Retype the data that follows, keeping every character the same.

+++

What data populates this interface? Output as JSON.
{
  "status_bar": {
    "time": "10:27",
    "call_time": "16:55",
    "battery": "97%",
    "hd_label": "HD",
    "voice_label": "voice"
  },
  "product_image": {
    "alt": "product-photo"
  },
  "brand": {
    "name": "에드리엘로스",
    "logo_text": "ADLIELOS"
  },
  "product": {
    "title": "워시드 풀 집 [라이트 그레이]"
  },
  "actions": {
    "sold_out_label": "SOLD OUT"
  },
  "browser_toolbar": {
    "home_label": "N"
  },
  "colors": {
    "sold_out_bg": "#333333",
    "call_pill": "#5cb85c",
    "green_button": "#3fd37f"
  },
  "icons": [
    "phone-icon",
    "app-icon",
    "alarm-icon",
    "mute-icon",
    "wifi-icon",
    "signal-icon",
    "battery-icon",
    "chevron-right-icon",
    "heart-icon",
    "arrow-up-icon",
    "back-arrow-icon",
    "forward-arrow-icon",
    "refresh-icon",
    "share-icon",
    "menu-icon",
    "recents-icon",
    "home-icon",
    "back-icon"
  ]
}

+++

§ Final answer
What data populates this interface? Output as JSON.
{
  "status_bar": {
    "time": "10:27",
    "call_time": "16:55",
    "battery": "97%",
    "hd_label": "HD",
    "voice_label": "voice"
  },
  "product_image": {
    "alt": "product-photo"
  },
  "brand": {
    "name": "에드리엘로스",
    "logo_text": "ADLIELOS"
  },
  "product": {
    "title": "워시드 풀 집 [라이트 그레이]"
  },
  "actions": {
    "sold_out_label": "SOLD OUT"
  },
  "browser_toolbar": {
    "home_label": "N"
  },
  "colors": {
    "sold_out_bg": "#333333",
    "call_pill": "#5cb85c",
    "green_button": "#3fd37f"
  },
  "icons": [
    "phone-icon",
    "app-icon",
    "alarm-icon",
    "mute-icon",
    "wifi-icon",
    "signal-icon",
    "battery-icon",
    "chevron-right-icon",
    "heart-icon",
    "arrow-up-icon",
    "back-arrow-icon",
    "forward-arrow-icon",
    "refresh-icon",
    "share-icon",
    "menu-icon",
    "recents-icon",
    "home-icon",
    "back-icon"
  ]
}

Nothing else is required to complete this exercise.